==== Data to use ====
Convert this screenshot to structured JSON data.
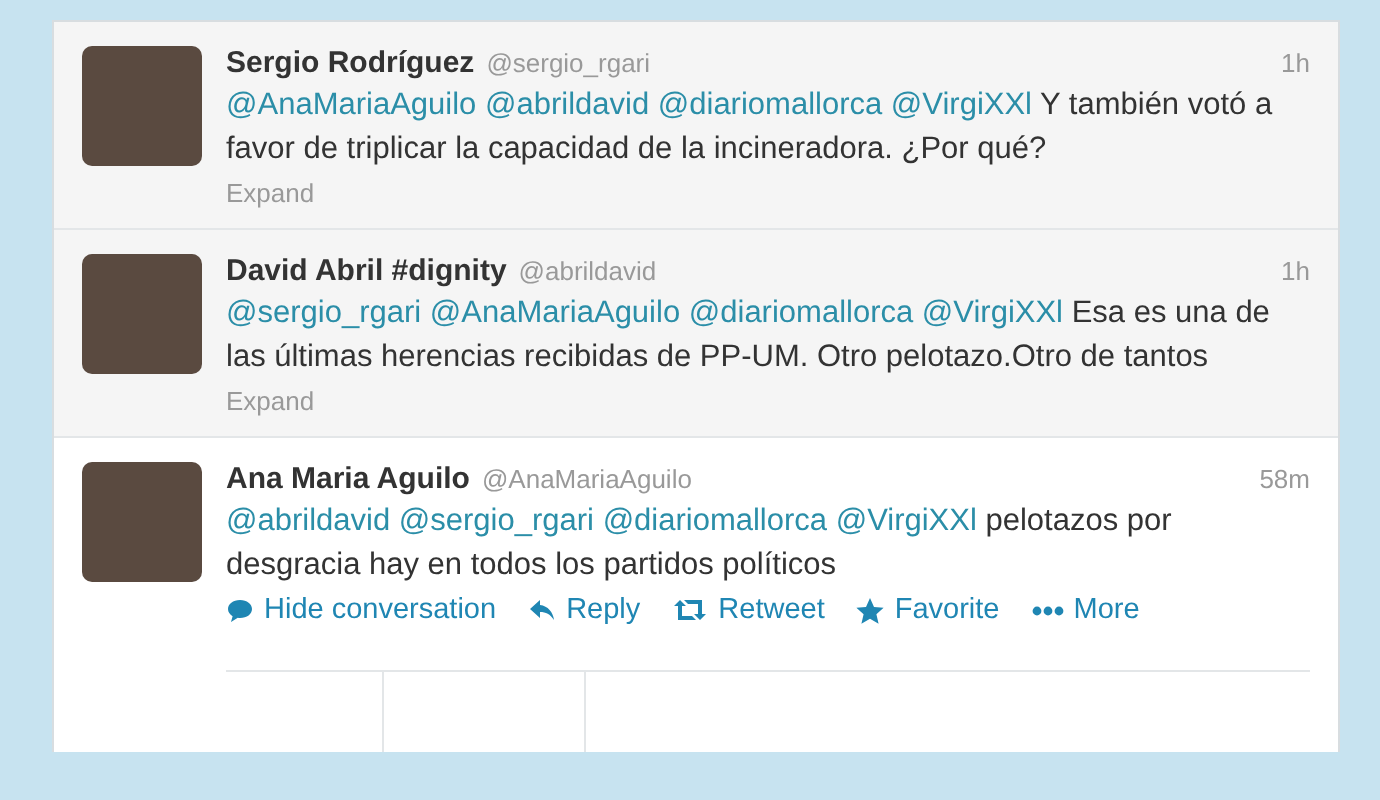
{
  "tweets": [
    {
      "name": "Sergio Rodríguez",
      "handle": "@sergio_rgari",
      "time": "1h",
      "mentions": [
        "@AnaMariaAguilo",
        "@abrildavid",
        "@diariomallorca",
        "@VirgiXXl"
      ],
      "body": "Y también votó a favor de triplicar la capacidad de la incineradora. ¿Por qué?",
      "expanded": false,
      "actions": [
        {
          "kind": "expand",
          "label": "Expand"
        }
      ]
    },
    {
      "name": "David Abril #dignity",
      "handle": "@abrildavid",
      "time": "1h",
      "mentions": [
        "@sergio_rgari",
        "@AnaMariaAguilo",
        "@diariomallorca",
        "@VirgiXXl"
      ],
      "body": "Esa es una de las últimas herencias recibidas de PP-UM. Otro pelotazo.Otro de tantos",
      "expanded": false,
      "actions": [
        {
          "kind": "expand",
          "label": "Expand"
        }
      ]
    },
    {
      "name": "Ana Maria Aguilo",
      "handle": "@AnaMariaAguilo",
      "time": "58m",
      "mentions": [
        "@abrildavid",
        "@sergio_rgari",
        "@diariomallorca",
        "@VirgiXXl"
      ],
      "body": "pelotazos por desgracia hay en todos los partidos políticos",
      "expanded": true,
      "actions": [
        {
          "kind": "conversation",
          "label": "Hide conversation"
        },
        {
          "kind": "reply",
          "label": "Reply"
        },
        {
          "kind": "retweet",
          "label": "Retweet"
        },
        {
          "kind": "favorite",
          "label": "Favorite"
        },
        {
          "kind": "more",
          "label": "More"
        }
      ]
    }
  ]
}
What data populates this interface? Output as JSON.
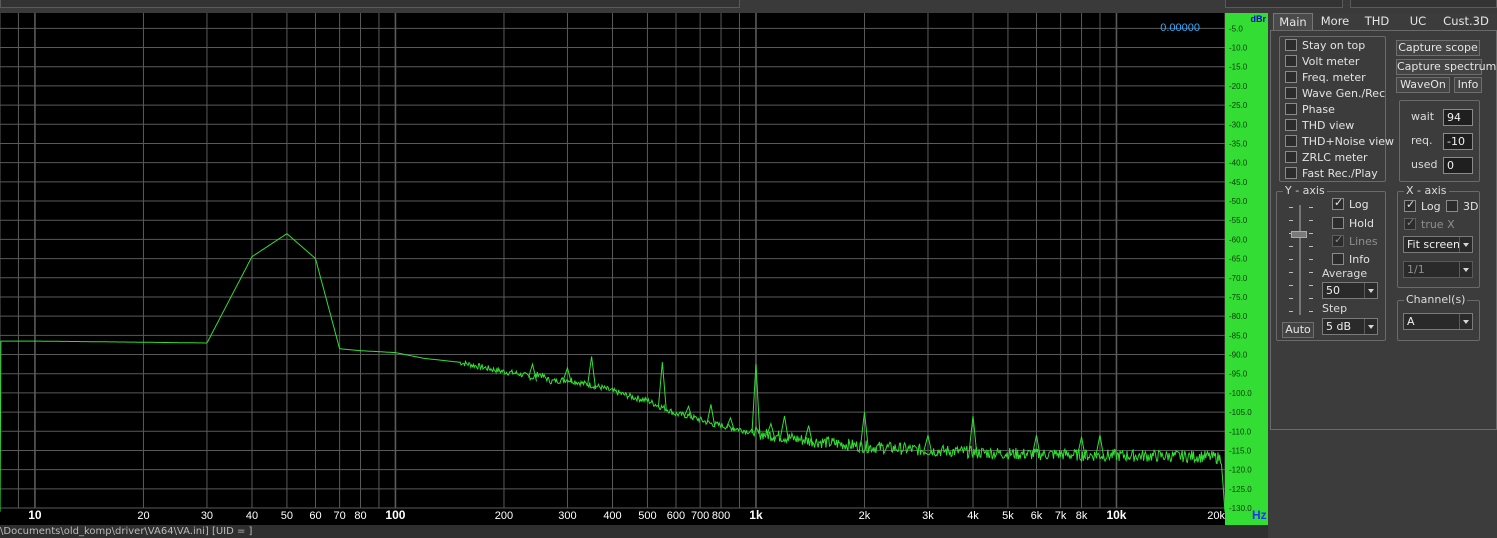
{
  "chart_data": {
    "type": "line",
    "title": "",
    "xlabel": "Hz",
    "ylabel": "dBr",
    "x_scale": "log",
    "xlim": [
      8,
      20000
    ],
    "ylim": [
      -130,
      -1
    ],
    "x_tick_labels": [
      "10",
      "20",
      "30",
      "40",
      "50",
      "60",
      "70",
      "80",
      "100",
      "200",
      "300",
      "400",
      "500",
      "600",
      "700",
      "800",
      "1k",
      "2k",
      "3k",
      "4k",
      "5k",
      "6k",
      "7k",
      "8k",
      "10k",
      "20k"
    ],
    "x_tick_values": [
      10,
      20,
      30,
      40,
      50,
      60,
      70,
      80,
      100,
      200,
      300,
      400,
      500,
      600,
      700,
      800,
      1000,
      2000,
      3000,
      4000,
      5000,
      6000,
      7000,
      8000,
      10000,
      20000
    ],
    "y_ticks": [
      -5,
      -10,
      -15,
      -20,
      -25,
      -30,
      -35,
      -40,
      -45,
      -50,
      -55,
      -60,
      -65,
      -70,
      -75,
      -80,
      -85,
      -90,
      -95,
      -100,
      -105,
      -110,
      -115,
      -120,
      -125,
      -130
    ],
    "y_tick_labels": [
      "-5.0",
      "-10.0",
      "-15.0",
      "-20.0",
      "-25.0",
      "-30.0",
      "-35.0",
      "-40.0",
      "-45.0",
      "-50.0",
      "-55.0",
      "-60.0",
      "-65.0",
      "-70.0",
      "-75.0",
      "-80.0",
      "-85.0",
      "-90.0",
      "-95.0",
      "-100.0",
      "-105.0",
      "-110.0",
      "-115.0",
      "-120.0",
      "-125.0",
      "-130.0"
    ],
    "readout": "0.00000",
    "grid": true,
    "series": [
      {
        "color": "#33dd33",
        "x": [
          8,
          10,
          20,
          30,
          40,
          50,
          60,
          70,
          80,
          100,
          120,
          150,
          200,
          220,
          240,
          250,
          270,
          300,
          330,
          350,
          370,
          400,
          450,
          500,
          540,
          560,
          600,
          650,
          700,
          750,
          800,
          850,
          900,
          950,
          1000,
          1100,
          1200,
          1400,
          1600,
          1800,
          2000,
          2500,
          3000,
          3500,
          4000,
          5000,
          6000,
          7000,
          8000,
          10000,
          12000,
          15000,
          18000,
          19500,
          20000
        ],
        "y": [
          -86.5,
          -86.5,
          -86.8,
          -87.0,
          -64.5,
          -58.5,
          -65.0,
          -88.5,
          -89.0,
          -89.5,
          -91.0,
          -92.0,
          -94.5,
          -95.0,
          -96.0,
          -95.0,
          -97.0,
          -96.5,
          -97.5,
          -98.0,
          -98.5,
          -99.5,
          -101.0,
          -102.0,
          -103.5,
          -104.0,
          -105.5,
          -106.0,
          -107.0,
          -108.0,
          -108.5,
          -109.0,
          -109.5,
          -110.0,
          -110.5,
          -111.0,
          -111.5,
          -112.5,
          -113.0,
          -113.5,
          -114.0,
          -114.5,
          -115.0,
          -115.2,
          -115.5,
          -115.8,
          -116.0,
          -116.0,
          -116.2,
          -116.3,
          -116.4,
          -116.5,
          -116.6,
          -117.0,
          -131.0
        ]
      }
    ],
    "peaks": [
      {
        "x": 240,
        "y": -92.5
      },
      {
        "x": 300,
        "y": -93.5
      },
      {
        "x": 350,
        "y": -90.5
      },
      {
        "x": 550,
        "y": -92.0
      },
      {
        "x": 650,
        "y": -103.5
      },
      {
        "x": 750,
        "y": -103.0
      },
      {
        "x": 850,
        "y": -106.5
      },
      {
        "x": 1000,
        "y": -92.5
      },
      {
        "x": 1100,
        "y": -108.0
      },
      {
        "x": 1200,
        "y": -106.0
      },
      {
        "x": 1400,
        "y": -108.5
      },
      {
        "x": 2000,
        "y": -105.0
      },
      {
        "x": 3000,
        "y": -111.0
      },
      {
        "x": 4000,
        "y": -106.0
      },
      {
        "x": 6000,
        "y": -111.0
      },
      {
        "x": 8000,
        "y": -111.5
      },
      {
        "x": 9000,
        "y": -111.0
      }
    ]
  },
  "status_text": "\\Documents\\old_komp\\driver\\VA64\\VA.ini]  [UID = ]",
  "tabs": [
    "Main",
    "More",
    "THD",
    "UC",
    "Cust.3D"
  ],
  "active_tab": "Main",
  "checkboxes": {
    "stay_on_top": "Stay on top",
    "volt_meter": "Volt meter",
    "freq_meter": "Freq. meter",
    "wave_gen": "Wave Gen./Rec",
    "phase": "Phase",
    "thd_view": "THD view",
    "thd_noise_view": "THD+Noise view",
    "zrlc_meter": "ZRLC meter",
    "fast_rec_play": "Fast Rec./Play"
  },
  "buttons": {
    "capture_scope": "Capture scope",
    "capture_spectrum": "Capture spectrum",
    "wave_on": "WaveOn",
    "info": "Info",
    "auto": "Auto"
  },
  "wait_box": {
    "wait_label": "wait",
    "wait_value": "94",
    "req_label": "req.",
    "req_value": "-10",
    "used_label": "used",
    "used_value": "0"
  },
  "y_axis": {
    "title": "Y - axis",
    "log": "Log",
    "hold": "Hold",
    "lines": "Lines",
    "info": "Info",
    "average_label": "Average",
    "average_value": "50",
    "step_label": "Step",
    "step_value": "5 dB",
    "log_checked": true,
    "hold_checked": false,
    "lines_checked": true,
    "info_checked": false
  },
  "x_axis": {
    "title": "X - axis",
    "log": "Log",
    "three_d": "3D",
    "true_x": "true X",
    "fit": "Fit screen",
    "ratio": "1/1",
    "log_checked": true,
    "three_d_checked": false,
    "true_x_checked": true
  },
  "channels": {
    "title": "Channel(s)",
    "value": "A"
  },
  "colors": {
    "plot_background": "#000000",
    "grid": "#5a5a5a",
    "trace": "#33dd33",
    "scale_bar": "#33dd33",
    "readout": "#33aaff",
    "axis_labels": "#ffffff"
  }
}
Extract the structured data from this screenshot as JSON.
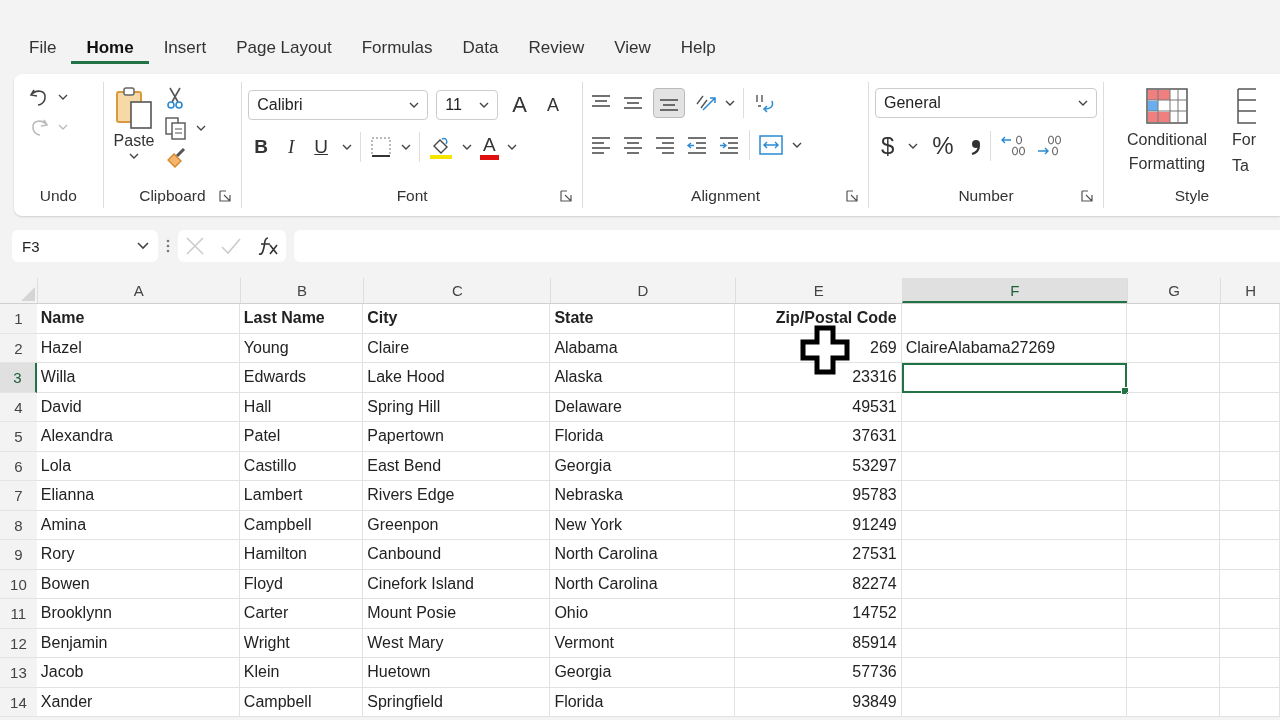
{
  "tabs": [
    {
      "label": "File",
      "selected": false
    },
    {
      "label": "Home",
      "selected": true
    },
    {
      "label": "Insert",
      "selected": false
    },
    {
      "label": "Page Layout",
      "selected": false
    },
    {
      "label": "Formulas",
      "selected": false
    },
    {
      "label": "Data",
      "selected": false
    },
    {
      "label": "Review",
      "selected": false
    },
    {
      "label": "View",
      "selected": false
    },
    {
      "label": "Help",
      "selected": false
    }
  ],
  "ribbon": {
    "groups": [
      {
        "kind": "undo",
        "label": "Undo",
        "launcher": false
      },
      {
        "kind": "clipboard",
        "label": "Clipboard",
        "launcher": true
      },
      {
        "kind": "font",
        "label": "Font",
        "launcher": true
      },
      {
        "kind": "alignment",
        "label": "Alignment",
        "launcher": true
      },
      {
        "kind": "number",
        "label": "Number",
        "launcher": true
      },
      {
        "kind": "styles",
        "label": "Style",
        "launcher": false
      }
    ],
    "paste_label": "Paste",
    "font_name": "Calibri",
    "font_size": "11",
    "grow_glyph": "A",
    "shrink_glyph": "A",
    "bold_glyph": "B",
    "italic_glyph": "I",
    "underline_glyph": "U",
    "font_color_glyph": "A",
    "number_format": "General",
    "currency_glyph": "$",
    "percent_glyph": "%",
    "conditional_label": "Conditional Formatting",
    "format_table_lines": [
      "For",
      "Ta"
    ]
  },
  "formula_bar": {
    "name_box": "F3"
  },
  "columns": [
    {
      "label": "A",
      "selected": false
    },
    {
      "label": "B",
      "selected": false
    },
    {
      "label": "C",
      "selected": false
    },
    {
      "label": "D",
      "selected": false
    },
    {
      "label": "E",
      "selected": false
    },
    {
      "label": "F",
      "selected": true
    },
    {
      "label": "G",
      "selected": false
    },
    {
      "label": "H",
      "selected": false
    }
  ],
  "rows": [
    {
      "number": "1",
      "selected": false,
      "bold": true,
      "cells": [
        "Name",
        "Last Name",
        "City",
        "State",
        "Zip/Postal Code"
      ]
    },
    {
      "number": "2",
      "selected": false,
      "bold": false,
      "cells": [
        "Hazel",
        "Young",
        "Claire",
        "Alabama",
        "269",
        "ClaireAlabama27269"
      ]
    },
    {
      "number": "3",
      "selected": true,
      "bold": false,
      "cells": [
        "Willa",
        "Edwards",
        "Lake Hood",
        "Alaska",
        "23316"
      ]
    },
    {
      "number": "4",
      "selected": false,
      "bold": false,
      "cells": [
        "David",
        "Hall",
        "Spring Hill",
        "Delaware",
        "49531"
      ]
    },
    {
      "number": "5",
      "selected": false,
      "bold": false,
      "cells": [
        "Alexandra",
        "Patel",
        "Papertown",
        "Florida",
        "37631"
      ]
    },
    {
      "number": "6",
      "selected": false,
      "bold": false,
      "cells": [
        "Lola",
        "Castillo",
        "East Bend",
        "Georgia",
        "53297"
      ]
    },
    {
      "number": "7",
      "selected": false,
      "bold": false,
      "cells": [
        "Elianna",
        "Lambert",
        "Rivers Edge",
        "Nebraska",
        "95783"
      ]
    },
    {
      "number": "8",
      "selected": false,
      "bold": false,
      "cells": [
        "Amina",
        "Campbell",
        "Greenpon",
        "New York",
        "91249"
      ]
    },
    {
      "number": "9",
      "selected": false,
      "bold": false,
      "cells": [
        "Rory",
        "Hamilton",
        "Canbound",
        "North Carolina",
        "27531"
      ]
    },
    {
      "number": "10",
      "selected": false,
      "bold": false,
      "cells": [
        "Bowen",
        "Floyd",
        "Cinefork Island",
        "North Carolina",
        "82274"
      ]
    },
    {
      "number": "11",
      "selected": false,
      "bold": false,
      "cells": [
        "Brooklynn",
        "Carter",
        "Mount Posie",
        "Ohio",
        "14752"
      ]
    },
    {
      "number": "12",
      "selected": false,
      "bold": false,
      "cells": [
        "Benjamin",
        "Wright",
        "West Mary",
        "Vermont",
        "85914"
      ]
    },
    {
      "number": "13",
      "selected": false,
      "bold": false,
      "cells": [
        "Jacob",
        "Klein",
        "Huetown",
        "Georgia",
        "57736"
      ]
    },
    {
      "number": "14",
      "selected": false,
      "bold": false,
      "cells": [
        "Xander",
        "Campbell",
        "Springfield",
        "Florida",
        "93849"
      ]
    }
  ]
}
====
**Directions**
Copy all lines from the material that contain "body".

**Output**
      "body": "Y también votó a favor de triplicar la capacidad de la incineradora. ¿Por qué?",
      "body": "Esa es una de las últimas herencias recibidas de PP-UM. Otro pelotazo.Otro de tantos",
      "body": "pelotazos por desgracia hay en todos los partidos políticos",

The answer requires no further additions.